There’s probably no point in trying to define a good vocal performance any further, because emotion and artistic aims are as varied as people. I’m just going to give a series of good examples.
Everyone knows Axl Rose is a bit of an arsehole. Keeping people waiting nearly twenty years between studio albums; walking off gigs and turning up late; breaking up the band of brothers that was the original Guns N’ Roses lineup. But all the same, he’s a bloody good singer and usually a good songwriter, able to dramatise his emotions and ideas into broader statements (see for example “Coma”, “Estranged”, “Locomotion” and “Right Next Door To Hell”). His singing in “One A Million” is absolutely blistering: the ferocious rage in the final verse (starting from “Just tryin’ to make ends meet” at 4.29) can strip the paint off walls and turn hippies into savage punks. (Savour, too, the guitar interplay: worthy of the Rolling Stones circa Sticky Fingers). The way the tension rises up to this climax, then ebbs as the song fades to an end, is magnificent.
Mike Patton of Faith No More is often held up as one of the best vocalists in rock. No arguments here. Savour his singing in “Falling To Pieces”, from their breakthrough 1989 album, The Real Thing.
The video’s not quite as good as “Epic” but Patton’s delivery is just delicious.

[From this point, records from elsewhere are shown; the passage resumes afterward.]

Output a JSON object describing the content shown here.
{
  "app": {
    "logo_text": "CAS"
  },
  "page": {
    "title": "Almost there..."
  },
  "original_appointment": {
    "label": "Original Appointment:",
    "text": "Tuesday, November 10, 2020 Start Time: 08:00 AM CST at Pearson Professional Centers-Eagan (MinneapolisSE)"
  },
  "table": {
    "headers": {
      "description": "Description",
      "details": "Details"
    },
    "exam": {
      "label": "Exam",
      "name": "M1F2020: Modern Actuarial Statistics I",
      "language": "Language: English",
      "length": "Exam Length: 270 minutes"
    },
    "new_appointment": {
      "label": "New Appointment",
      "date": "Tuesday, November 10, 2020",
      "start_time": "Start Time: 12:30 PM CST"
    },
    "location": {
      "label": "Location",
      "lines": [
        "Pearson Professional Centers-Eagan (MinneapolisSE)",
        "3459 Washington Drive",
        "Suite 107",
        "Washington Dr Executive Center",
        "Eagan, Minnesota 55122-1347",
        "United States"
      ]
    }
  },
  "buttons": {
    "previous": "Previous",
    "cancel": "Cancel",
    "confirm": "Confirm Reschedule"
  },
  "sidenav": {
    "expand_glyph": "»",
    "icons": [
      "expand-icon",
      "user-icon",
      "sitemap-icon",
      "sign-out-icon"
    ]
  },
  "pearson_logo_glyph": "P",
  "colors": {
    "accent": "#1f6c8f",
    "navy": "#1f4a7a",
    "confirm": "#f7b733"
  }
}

Nick Drake’s voice is sensuous, smoky, subtle. (A review of Five Leaves Left pointed out the title is a pun: it’s not just an autumnal thing but a reference to cigarette papers running out). While “Cello Song” has many, many things to admire (Drake’s incredible guitar-playing, and the cello, which makes me think of a yew tree swaying in a dusk-lit meadow in October), the voice conveys this wonderful dusky emotion.
Michael Jackson didn’t have much of an ear for good songs (every album except Thriller contains substantial amounts of filler: “Speed Demon”, “Liberian Girl” and “Just Good Friends” in Bad, and most of Side 2 in Off The Wall – and those are his other good albums!). But, my god, the man could sing! I really enjoy the delicious delivery of “The Way You Make Me Feel” – the exuberance and delight of falling in love.
Normally, melisma (changing notes while on the same syllable) bugs the crap out of me. It’s been done to death by Rn’B types like Whitney Houston etc. Viz had a splendid piss-take where Whitney answered questions about car maintenance – “Ensure your craaa-eeee-aaank shift is properly aliii-eeee-iiii-eeee-iiii-gned and puuuuuu-oooo-uuuuuu-oooooo-uuuuuut fresh oil in”, etc. However, Bjork handles them beautifully, without it ever seeming forced or (worse) a transparent device. In “Like Someone In Love”, they seem like the spontaneous bursts of pure emotion. Really dazzling.
While I abhor rap and hip-hop that glorify the ghetto mentality of drugs, prostitution and violence, Public Enemy never seem to get old. Chuck D’s voice, its strength, power and certainty, perfectly suit a group with radical political intentions.
What do you think – any nominations?